**ACTIVITY:** Every record must be restated exactly. Drop the images.

DATASET CONTENT START

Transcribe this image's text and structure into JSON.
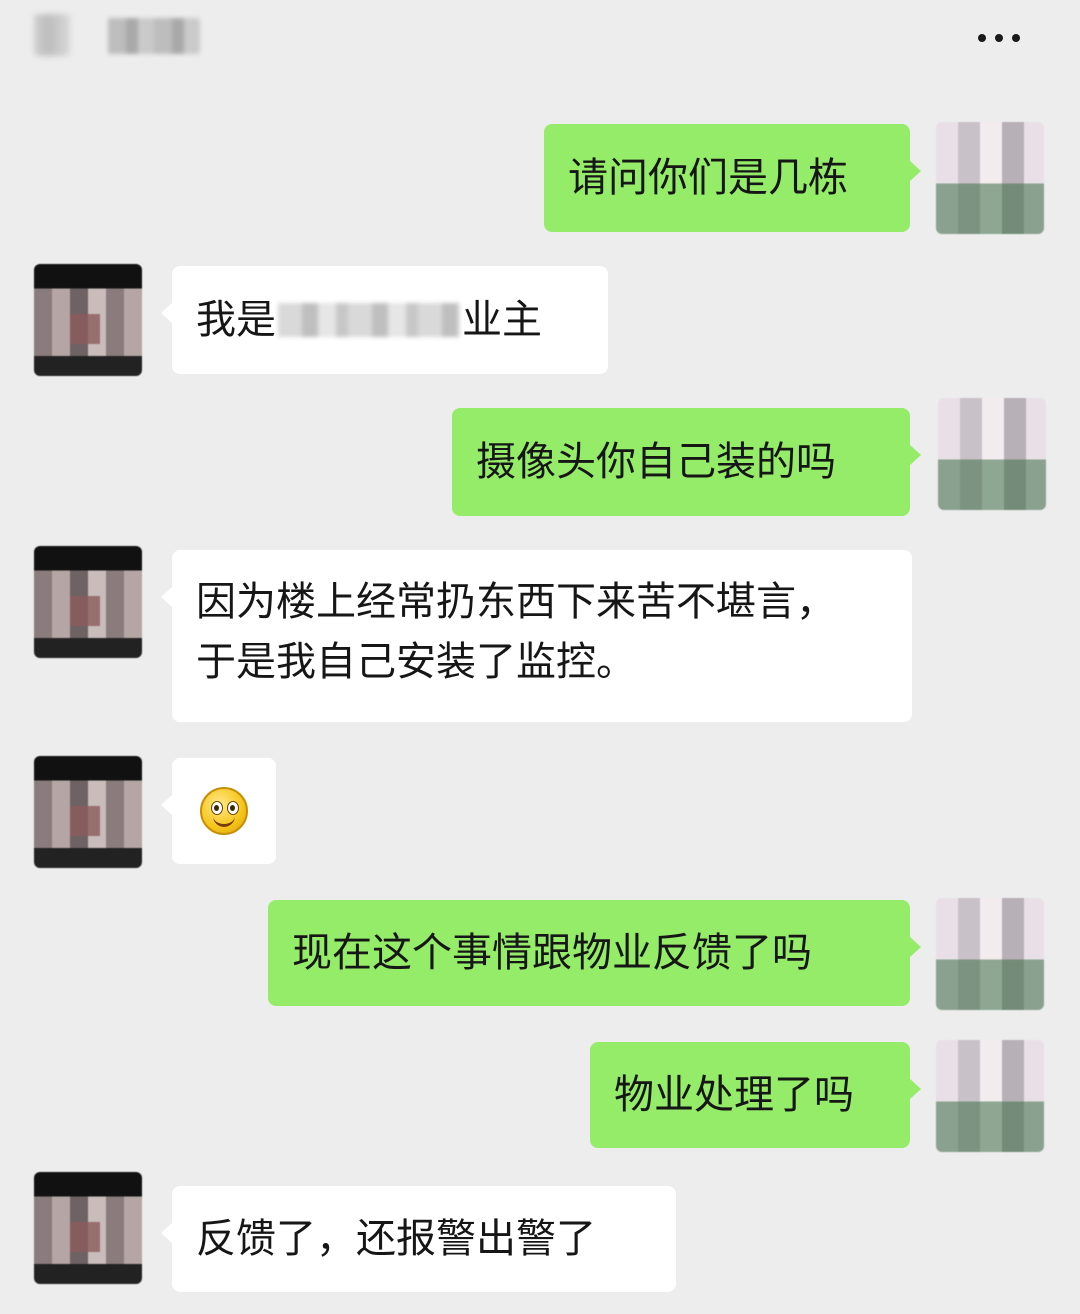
{
  "header": {
    "more_icon": "more-horizontal-icon"
  },
  "colors": {
    "background": "#ededed",
    "sent_bubble": "#95ec69",
    "received_bubble": "#ffffff"
  },
  "messages": [
    {
      "sender": "me",
      "text": "请问你们是几栋"
    },
    {
      "sender": "other",
      "text_prefix": "我是",
      "text_suffix": "业主",
      "redacted": true
    },
    {
      "sender": "me",
      "text": "摄像头你自己装的吗"
    },
    {
      "sender": "other",
      "lines": [
        "因为楼上经常扔东西下来苦不堪言，",
        "于是我自己安装了监控。"
      ]
    },
    {
      "sender": "other",
      "emoji": "smile-emoji"
    },
    {
      "sender": "me",
      "text": "现在这个事情跟物业反馈了吗"
    },
    {
      "sender": "me",
      "text": "物业处理了吗"
    },
    {
      "sender": "other",
      "text": "反馈了，还报警出警了"
    }
  ]
}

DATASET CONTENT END

**COMPLETED EXERCISE:**
Transcribe this image's text and structure into JSON.
{
  "header": {
    "more_icon": "more-horizontal-icon"
  },
  "colors": {
    "background": "#ededed",
    "sent_bubble": "#95ec69",
    "received_bubble": "#ffffff"
  },
  "messages": [
    {
      "sender": "me",
      "text": "请问你们是几栋"
    },
    {
      "sender": "other",
      "text_prefix": "我是",
      "text_suffix": "业主",
      "redacted": true
    },
    {
      "sender": "me",
      "text": "摄像头你自己装的吗"
    },
    {
      "sender": "other",
      "lines": [
        "因为楼上经常扔东西下来苦不堪言，",
        "于是我自己安装了监控。"
      ]
    },
    {
      "sender": "other",
      "emoji": "smile-emoji"
    },
    {
      "sender": "me",
      "text": "现在这个事情跟物业反馈了吗"
    },
    {
      "sender": "me",
      "text": "物业处理了吗"
    },
    {
      "sender": "other",
      "text": "反馈了，还报警出警了"
    }
  ]
}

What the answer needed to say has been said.